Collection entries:
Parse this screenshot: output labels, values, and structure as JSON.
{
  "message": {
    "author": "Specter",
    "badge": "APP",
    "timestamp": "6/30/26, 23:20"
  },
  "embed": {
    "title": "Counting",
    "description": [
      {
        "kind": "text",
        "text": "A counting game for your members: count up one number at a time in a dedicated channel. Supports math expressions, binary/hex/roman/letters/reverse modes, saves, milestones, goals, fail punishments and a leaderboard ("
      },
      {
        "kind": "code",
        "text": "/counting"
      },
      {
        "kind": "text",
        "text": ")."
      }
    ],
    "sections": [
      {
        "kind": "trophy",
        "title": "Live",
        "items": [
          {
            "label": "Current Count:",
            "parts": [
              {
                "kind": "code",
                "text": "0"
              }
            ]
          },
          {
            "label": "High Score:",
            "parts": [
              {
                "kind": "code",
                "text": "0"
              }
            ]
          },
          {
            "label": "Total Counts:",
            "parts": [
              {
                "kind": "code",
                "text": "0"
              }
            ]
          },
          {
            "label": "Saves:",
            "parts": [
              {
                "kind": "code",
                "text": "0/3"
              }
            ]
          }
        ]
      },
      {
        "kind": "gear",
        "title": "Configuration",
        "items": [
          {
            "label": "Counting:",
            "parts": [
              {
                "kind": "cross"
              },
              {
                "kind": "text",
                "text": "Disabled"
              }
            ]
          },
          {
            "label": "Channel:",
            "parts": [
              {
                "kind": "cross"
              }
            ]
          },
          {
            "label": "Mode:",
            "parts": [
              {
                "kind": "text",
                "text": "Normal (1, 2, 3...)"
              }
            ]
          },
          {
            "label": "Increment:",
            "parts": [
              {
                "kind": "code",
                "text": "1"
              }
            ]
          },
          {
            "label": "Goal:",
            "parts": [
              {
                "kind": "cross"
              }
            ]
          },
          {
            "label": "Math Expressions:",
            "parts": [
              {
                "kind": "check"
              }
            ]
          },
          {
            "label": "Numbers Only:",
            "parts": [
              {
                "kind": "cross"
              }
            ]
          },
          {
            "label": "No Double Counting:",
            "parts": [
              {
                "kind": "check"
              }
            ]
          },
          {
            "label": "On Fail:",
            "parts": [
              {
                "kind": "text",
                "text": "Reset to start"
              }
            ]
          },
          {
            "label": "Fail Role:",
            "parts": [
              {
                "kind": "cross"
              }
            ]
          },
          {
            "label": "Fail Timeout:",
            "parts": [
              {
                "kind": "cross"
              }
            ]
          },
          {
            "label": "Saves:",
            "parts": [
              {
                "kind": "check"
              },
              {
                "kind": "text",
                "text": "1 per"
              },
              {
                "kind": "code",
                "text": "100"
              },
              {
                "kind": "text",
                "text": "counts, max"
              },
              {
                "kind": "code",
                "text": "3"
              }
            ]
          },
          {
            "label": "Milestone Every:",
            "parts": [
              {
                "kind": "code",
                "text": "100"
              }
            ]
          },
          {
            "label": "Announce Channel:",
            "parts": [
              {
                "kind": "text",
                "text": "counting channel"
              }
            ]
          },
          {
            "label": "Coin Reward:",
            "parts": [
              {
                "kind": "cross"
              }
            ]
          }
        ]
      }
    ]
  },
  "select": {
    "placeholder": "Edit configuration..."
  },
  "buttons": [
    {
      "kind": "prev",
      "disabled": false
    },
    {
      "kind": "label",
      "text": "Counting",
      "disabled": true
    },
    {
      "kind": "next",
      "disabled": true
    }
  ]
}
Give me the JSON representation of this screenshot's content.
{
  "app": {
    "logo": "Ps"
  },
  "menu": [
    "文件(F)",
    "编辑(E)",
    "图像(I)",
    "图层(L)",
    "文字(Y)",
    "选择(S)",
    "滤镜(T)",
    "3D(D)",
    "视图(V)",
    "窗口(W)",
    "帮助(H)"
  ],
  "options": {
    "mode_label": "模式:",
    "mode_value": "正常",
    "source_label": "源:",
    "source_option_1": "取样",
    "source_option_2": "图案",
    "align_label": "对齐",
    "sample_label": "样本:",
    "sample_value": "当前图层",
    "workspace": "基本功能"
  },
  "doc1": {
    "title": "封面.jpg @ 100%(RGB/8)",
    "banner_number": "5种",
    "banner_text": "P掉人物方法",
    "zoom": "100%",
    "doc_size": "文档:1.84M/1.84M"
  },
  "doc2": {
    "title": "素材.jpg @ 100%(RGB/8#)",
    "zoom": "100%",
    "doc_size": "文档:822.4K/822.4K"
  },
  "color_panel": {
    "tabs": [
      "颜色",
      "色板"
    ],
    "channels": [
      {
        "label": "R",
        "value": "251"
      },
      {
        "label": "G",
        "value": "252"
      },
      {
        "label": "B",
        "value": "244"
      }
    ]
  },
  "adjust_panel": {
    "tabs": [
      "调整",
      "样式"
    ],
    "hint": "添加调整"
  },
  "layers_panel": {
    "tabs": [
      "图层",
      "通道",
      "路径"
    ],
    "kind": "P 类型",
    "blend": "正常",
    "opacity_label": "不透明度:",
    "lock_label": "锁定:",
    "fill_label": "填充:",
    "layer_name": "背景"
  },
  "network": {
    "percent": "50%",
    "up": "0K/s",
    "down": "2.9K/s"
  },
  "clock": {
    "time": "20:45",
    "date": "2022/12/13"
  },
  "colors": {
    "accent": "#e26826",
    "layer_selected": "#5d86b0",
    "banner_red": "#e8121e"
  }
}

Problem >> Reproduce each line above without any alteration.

Solved problem >>
Parse this screenshot: output labels, values, and structure as JSON.
{
  "message": {
    "author": "Specter",
    "badge": "APP",
    "timestamp": "6/30/26, 23:20"
  },
  "embed": {
    "title": "Counting",
    "description": [
      {
        "kind": "text",
        "text": "A counting game for your members: count up one number at a time in a dedicated channel. Supports math expressions, binary/hex/roman/letters/reverse modes, saves, milestones, goals, fail punishments and a leaderboard ("
      },
      {
        "kind": "code",
        "text": "/counting"
      },
      {
        "kind": "text",
        "text": ")."
      }
    ],
    "sections": [
      {
        "kind": "trophy",
        "title": "Live",
        "items": [
          {
            "label": "Current Count:",
            "parts": [
              {
                "kind": "code",
                "text": "0"
              }
            ]
          },
          {
            "label": "High Score:",
            "parts": [
              {
                "kind": "code",
                "text": "0"
              }
            ]
          },
          {
            "label": "Total Counts:",
            "parts": [
              {
                "kind": "code",
                "text": "0"
              }
            ]
          },
          {
            "label": "Saves:",
            "parts": [
              {
                "kind": "code",
                "text": "0/3"
              }
            ]
          }
        ]
      },
      {
        "kind": "gear",
        "title": "Configuration",
        "items": [
          {
            "label": "Counting:",
            "parts": [
              {
                "kind": "cross"
              },
              {
                "kind": "text",
                "text": "Disabled"
              }
            ]
          },
          {
            "label": "Channel:",
            "parts": [
              {
                "kind": "cross"
              }
            ]
          },
          {
            "label": "Mode:",
            "parts": [
              {
                "kind": "text",
                "text": "Normal (1, 2, 3...)"
              }
            ]
          },
          {
            "label": "Increment:",
            "parts": [
              {
                "kind": "code",
                "text": "1"
              }
            ]
          },
          {
            "label": "Goal:",
            "parts": [
              {
                "kind": "cross"
              }
            ]
          },
          {
            "label": "Math Expressions:",
            "parts": [
              {
                "kind": "check"
              }
            ]
          },
          {
            "label": "Numbers Only:",
            "parts": [
              {
                "kind": "cross"
              }
            ]
          },
          {
            "label": "No Double Counting:",
            "parts": [
              {
                "kind": "check"
              }
            ]
          },
          {
            "label": "On Fail:",
            "parts": [
              {
                "kind": "text",
                "text": "Reset to start"
              }
            ]
          },
          {
            "label": "Fail Role:",
            "parts": [
              {
                "kind": "cross"
              }
            ]
          },
          {
            "label": "Fail Timeout:",
            "parts": [
              {
                "kind": "cross"
              }
            ]
          },
          {
            "label": "Saves:",
            "parts": [
              {
                "kind": "check"
              },
              {
                "kind": "text",
                "text": "1 per"
              },
              {
                "kind": "code",
                "text": "100"
              },
              {
                "kind": "text",
                "text": "counts, max"
              },
              {
                "kind": "code",
                "text": "3"
              }
            ]
          },
          {
            "label": "Milestone Every:",
            "parts": [
              {
                "kind": "code",
                "text": "100"
              }
            ]
          },
          {
            "label": "Announce Channel:",
            "parts": [
              {
                "kind": "text",
                "text": "counting channel"
              }
            ]
          },
          {
            "label": "Coin Reward:",
            "parts": [
              {
                "kind": "cross"
              }
            ]
          }
        ]
      }
    ]
  },
  "select": {
    "placeholder": "Edit configuration..."
  },
  "buttons": [
    {
      "kind": "prev",
      "disabled": false
    },
    {
      "kind": "label",
      "text": "Counting",
      "disabled": true
    },
    {
      "kind": "next",
      "disabled": true
    }
  ]
}
Give me the JSON representation of this screenshot's content.
{
  "app": {
    "logo": "Ps"
  },
  "menu": [
    "文件(F)",
    "编辑(E)",
    "图像(I)",
    "图层(L)",
    "文字(Y)",
    "选择(S)",
    "滤镜(T)",
    "3D(D)",
    "视图(V)",
    "窗口(W)",
    "帮助(H)"
  ],
  "options": {
    "mode_label": "模式:",
    "mode_value": "正常",
    "source_label": "源:",
    "source_option_1": "取样",
    "source_option_2": "图案",
    "align_label": "对齐",
    "sample_label": "样本:",
    "sample_value": "当前图层",
    "workspace": "基本功能"
  },
  "doc1": {
    "title": "封面.jpg @ 100%(RGB/8)",
    "banner_number": "5种",
    "banner_text": "P掉人物方法",
    "zoom": "100%",
    "doc_size": "文档:1.84M/1.84M"
  },
  "doc2": {
    "title": "素材.jpg @ 100%(RGB/8#)",
    "zoom": "100%",
    "doc_size": "文档:822.4K/822.4K"
  },
  "color_panel": {
    "tabs": [
      "颜色",
      "色板"
    ],
    "channels": [
      {
        "label": "R",
        "value": "251"
      },
      {
        "label": "G",
        "value": "252"
      },
      {
        "label": "B",
        "value": "244"
      }
    ]
  },
  "adjust_panel": {
    "tabs": [
      "调整",
      "样式"
    ],
    "hint": "添加调整"
  },
  "layers_panel": {
    "tabs": [
      "图层",
      "通道",
      "路径"
    ],
    "kind": "P 类型",
    "blend": "正常",
    "opacity_label": "不透明度:",
    "lock_label": "锁定:",
    "fill_label": "填充:",
    "layer_name": "背景"
  },
  "network": {
    "percent": "50%",
    "up": "0K/s",
    "down": "2.9K/s"
  },
  "clock": {
    "time": "20:45",
    "date": "2022/12/13"
  },
  "colors": {
    "accent": "#e26826",
    "layer_selected": "#5d86b0",
    "banner_red": "#e8121e"
  }
}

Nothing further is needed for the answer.